Task:
Below are records; copy every line among them that contains the word "icon".

◇ ◇ ◇ ◇ ◇

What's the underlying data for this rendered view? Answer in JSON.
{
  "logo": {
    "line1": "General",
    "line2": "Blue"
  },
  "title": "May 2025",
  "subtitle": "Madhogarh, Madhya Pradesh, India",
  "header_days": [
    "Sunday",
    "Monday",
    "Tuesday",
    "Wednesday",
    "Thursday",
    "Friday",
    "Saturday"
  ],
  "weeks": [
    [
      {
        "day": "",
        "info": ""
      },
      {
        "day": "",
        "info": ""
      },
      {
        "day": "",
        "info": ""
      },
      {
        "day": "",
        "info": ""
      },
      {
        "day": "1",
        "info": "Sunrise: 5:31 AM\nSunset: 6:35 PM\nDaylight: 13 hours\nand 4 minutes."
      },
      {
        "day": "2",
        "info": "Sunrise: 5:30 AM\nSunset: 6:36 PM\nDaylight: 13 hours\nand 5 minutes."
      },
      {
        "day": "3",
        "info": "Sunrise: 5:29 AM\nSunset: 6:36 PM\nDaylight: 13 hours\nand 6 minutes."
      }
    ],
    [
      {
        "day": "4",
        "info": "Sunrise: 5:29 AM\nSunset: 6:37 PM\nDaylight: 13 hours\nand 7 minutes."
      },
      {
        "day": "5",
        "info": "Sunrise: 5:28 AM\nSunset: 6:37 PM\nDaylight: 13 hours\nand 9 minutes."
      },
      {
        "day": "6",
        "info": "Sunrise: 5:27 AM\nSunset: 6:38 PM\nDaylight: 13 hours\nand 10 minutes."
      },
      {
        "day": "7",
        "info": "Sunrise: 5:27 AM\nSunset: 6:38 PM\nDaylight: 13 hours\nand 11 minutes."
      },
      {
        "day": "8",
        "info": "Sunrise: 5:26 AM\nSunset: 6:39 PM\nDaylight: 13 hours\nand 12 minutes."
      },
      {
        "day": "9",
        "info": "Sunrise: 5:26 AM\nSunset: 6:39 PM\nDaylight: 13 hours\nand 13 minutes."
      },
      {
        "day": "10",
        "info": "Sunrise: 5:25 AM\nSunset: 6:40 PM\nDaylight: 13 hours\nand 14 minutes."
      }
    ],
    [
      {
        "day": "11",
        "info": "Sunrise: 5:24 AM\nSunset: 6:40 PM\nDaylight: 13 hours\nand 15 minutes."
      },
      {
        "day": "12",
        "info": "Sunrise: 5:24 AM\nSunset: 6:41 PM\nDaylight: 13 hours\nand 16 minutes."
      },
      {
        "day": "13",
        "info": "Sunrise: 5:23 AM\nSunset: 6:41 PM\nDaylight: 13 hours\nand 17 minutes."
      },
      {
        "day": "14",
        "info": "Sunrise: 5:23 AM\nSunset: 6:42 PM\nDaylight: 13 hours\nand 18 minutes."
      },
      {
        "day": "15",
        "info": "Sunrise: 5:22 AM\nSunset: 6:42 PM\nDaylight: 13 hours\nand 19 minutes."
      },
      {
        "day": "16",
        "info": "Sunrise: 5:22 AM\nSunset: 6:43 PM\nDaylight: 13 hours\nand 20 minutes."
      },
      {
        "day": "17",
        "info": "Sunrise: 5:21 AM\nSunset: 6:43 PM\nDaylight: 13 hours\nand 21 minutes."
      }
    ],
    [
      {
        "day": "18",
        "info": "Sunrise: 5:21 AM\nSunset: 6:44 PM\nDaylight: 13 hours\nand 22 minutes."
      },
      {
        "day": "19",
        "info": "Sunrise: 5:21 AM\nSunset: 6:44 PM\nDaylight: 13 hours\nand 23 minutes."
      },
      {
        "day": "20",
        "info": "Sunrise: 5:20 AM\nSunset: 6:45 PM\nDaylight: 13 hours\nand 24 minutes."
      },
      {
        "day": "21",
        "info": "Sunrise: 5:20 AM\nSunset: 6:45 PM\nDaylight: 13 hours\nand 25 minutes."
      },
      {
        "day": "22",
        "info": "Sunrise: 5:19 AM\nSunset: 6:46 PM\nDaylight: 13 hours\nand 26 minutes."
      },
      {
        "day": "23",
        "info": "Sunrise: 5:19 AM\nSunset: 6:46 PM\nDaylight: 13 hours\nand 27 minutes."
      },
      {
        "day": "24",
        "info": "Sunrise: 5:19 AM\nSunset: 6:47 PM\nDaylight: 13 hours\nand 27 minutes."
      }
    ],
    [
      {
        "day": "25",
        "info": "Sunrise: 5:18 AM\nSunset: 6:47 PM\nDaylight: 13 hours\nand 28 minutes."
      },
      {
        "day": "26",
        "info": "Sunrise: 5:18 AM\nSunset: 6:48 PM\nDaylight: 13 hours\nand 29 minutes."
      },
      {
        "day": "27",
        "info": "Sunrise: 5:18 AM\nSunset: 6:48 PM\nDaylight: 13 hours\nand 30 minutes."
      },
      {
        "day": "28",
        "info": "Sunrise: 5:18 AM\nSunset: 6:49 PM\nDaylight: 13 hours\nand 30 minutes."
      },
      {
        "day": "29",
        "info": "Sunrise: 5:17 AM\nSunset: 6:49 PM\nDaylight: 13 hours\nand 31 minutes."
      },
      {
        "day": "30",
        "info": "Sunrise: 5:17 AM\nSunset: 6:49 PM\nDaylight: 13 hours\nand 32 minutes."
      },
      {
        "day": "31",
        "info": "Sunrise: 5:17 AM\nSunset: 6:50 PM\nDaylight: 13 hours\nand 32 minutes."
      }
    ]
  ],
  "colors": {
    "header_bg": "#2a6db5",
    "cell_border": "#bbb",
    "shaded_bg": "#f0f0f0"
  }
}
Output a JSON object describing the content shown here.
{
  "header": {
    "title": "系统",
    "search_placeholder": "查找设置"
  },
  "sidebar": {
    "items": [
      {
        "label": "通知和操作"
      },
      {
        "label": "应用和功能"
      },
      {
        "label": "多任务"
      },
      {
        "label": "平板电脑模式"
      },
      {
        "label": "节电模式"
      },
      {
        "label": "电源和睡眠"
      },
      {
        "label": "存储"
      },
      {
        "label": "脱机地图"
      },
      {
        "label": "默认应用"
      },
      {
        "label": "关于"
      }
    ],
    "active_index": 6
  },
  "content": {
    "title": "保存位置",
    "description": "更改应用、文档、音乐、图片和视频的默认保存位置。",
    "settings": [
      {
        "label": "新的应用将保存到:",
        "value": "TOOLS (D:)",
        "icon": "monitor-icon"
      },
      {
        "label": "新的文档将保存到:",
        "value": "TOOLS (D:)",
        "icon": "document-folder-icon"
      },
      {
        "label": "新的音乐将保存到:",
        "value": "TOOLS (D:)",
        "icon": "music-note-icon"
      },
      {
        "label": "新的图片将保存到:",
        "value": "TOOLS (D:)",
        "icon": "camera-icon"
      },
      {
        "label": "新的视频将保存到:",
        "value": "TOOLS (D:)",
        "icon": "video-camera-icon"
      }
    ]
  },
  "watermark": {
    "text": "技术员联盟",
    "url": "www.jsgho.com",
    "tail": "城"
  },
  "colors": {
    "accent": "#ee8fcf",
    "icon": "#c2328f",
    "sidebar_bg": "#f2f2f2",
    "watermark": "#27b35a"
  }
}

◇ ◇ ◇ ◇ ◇

Response to the exercise:
        "icon": "monitor-icon"
        "icon": "document-folder-icon"
        "icon": "music-note-icon"
        "icon": "camera-icon"
        "icon": "video-camera-icon"
    "icon": "#c2328f",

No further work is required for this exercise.